The EU’s Posted Workers Directive (PWD) allows any employer who sends an employee temporarily to another EU country to continue applying the labour laws and pay rates of the originating country during posting. In some instances it has been used to give foreign workers worse terms than would be required when employing directly in the host country.
But it’s a red herring in debating whether we should rejoin Europe’s free movement area – because it isn’t part of the free movement of people. It exists within the “free movement of services” rules. It also happened on a tiny scale and had very little impact: Posted Workers accounted for less than 0.2% of the UK workforce, with the largest “sender” countries being Germany and France, hardly low-wage economies compared to the UK. Moreover, recently-passed EU reforms (opposed, of course, by the UK Tory government when we were in the EU) will limit PWD and strengthen the right to equal pay for equal work.
Over 150 years ago Marx wrote:
“The ordinary English worker hates the Irish worker as a competitor who lowers his standard of life. […] This antagonism is artificially kept alive and intensified by the press, the pulpit, the comic papers, in short, by all the means at the disposal of the ruling classes. This antagonism is the secret of the impotence of the English working class. […] It is the secret by which the capitalist class maintains its power.”
One of the deepest rooted myths about immigration is the idea that a larger “supply” of workers reduces wages, and that migrants undercut UK-born workers by accepting lower wages. Whilst it is true that bosses will do nearly everything to cut costs and maximise profits – that is the logic of capitalism – it simply isn’t the case that migrants drive down wages as described.
On an economic level, this argument ignores the additional job creation and money circulated by migrants within a society: more workers (migrants or not) means more services used and goods bought. If the myth that immigration depresses wages held on these grounds, then any rise in population levels would result in lower wages. But this hasn’t happened – indeed, the UK’s fastest-growing towns and cities have suffered less in terms of wages in recent years.
More importantly, this myth ignores the struggles forged and led by migrant workers who have either won or fought for pay increases and workplace improvements, not just for themselves, but all their colleagues too. Examples range from couriers across the UK, to cleaners on the London Underground, from campus porters and support staff, to health workers in the NHS. When migrant workers fight and win, all workers win.
Even if wage levels were affected by migration, raising borders does far more damage. Border controls make a section of the working class more precarious (undermining wages across the board). The politics of blaming immigration breeds resentment and suspicion and makes effective solidarity and unionisation much harder.
Whilst there have been very deep, long-term wage stagnation and cuts that right-wing opportunists have jumped on, this is not rooted in immigration. The London School of Economics published a report in 2016, concluding that the areas of Britain that saw the largest number of European migrants saw no difference in the changes of pay and job numbers versus parts of the country with lower levels of migration.

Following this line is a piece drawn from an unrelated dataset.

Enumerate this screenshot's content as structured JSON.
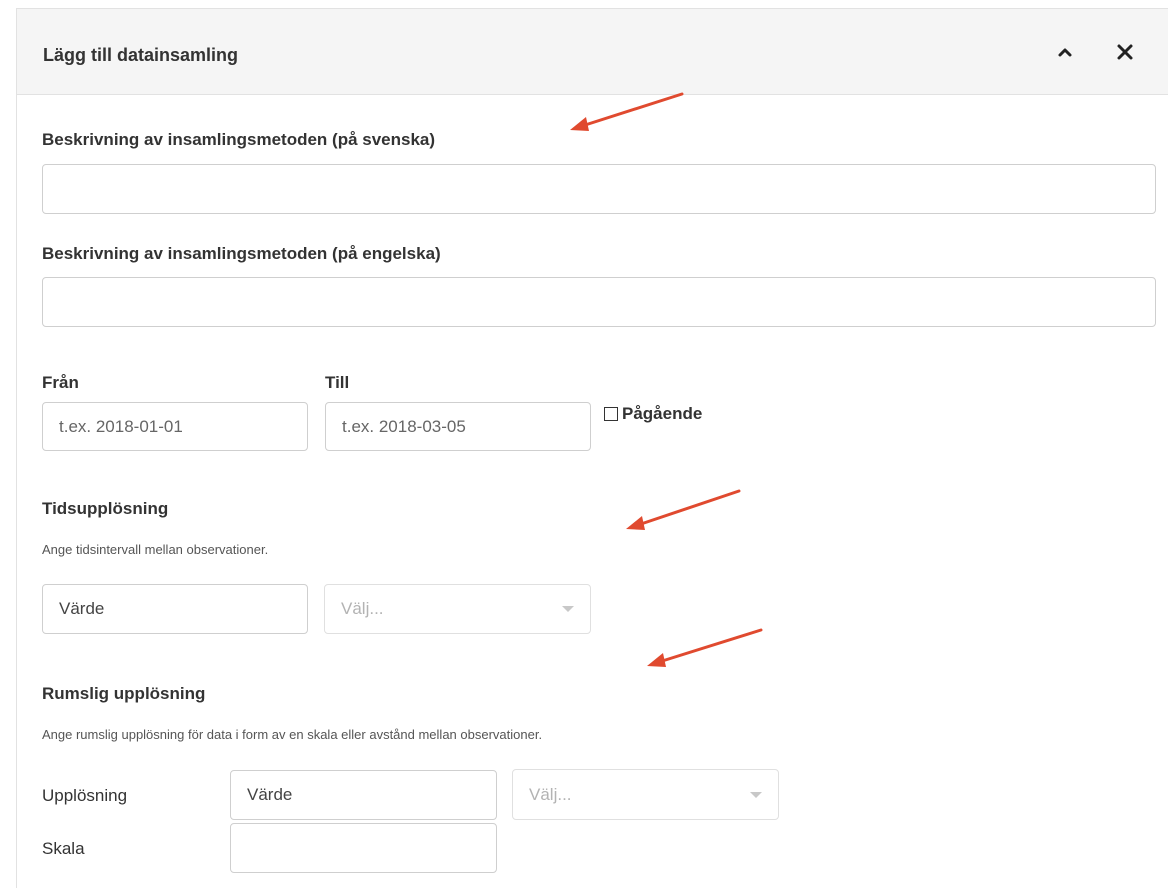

These arguments hold irrespective of where migrants arrive from. In reality, people are poorer because of the weakened state of the trade union movement and the general decline of working class self-organisation.
We must instead focus fire on those who control our wages, and those who make Britain a harder place for migrant and non-migrant workers to organise and fight back. We need to arm ourselves and our movement with this argument: immigration doesn’t drive down wages, capitalism does.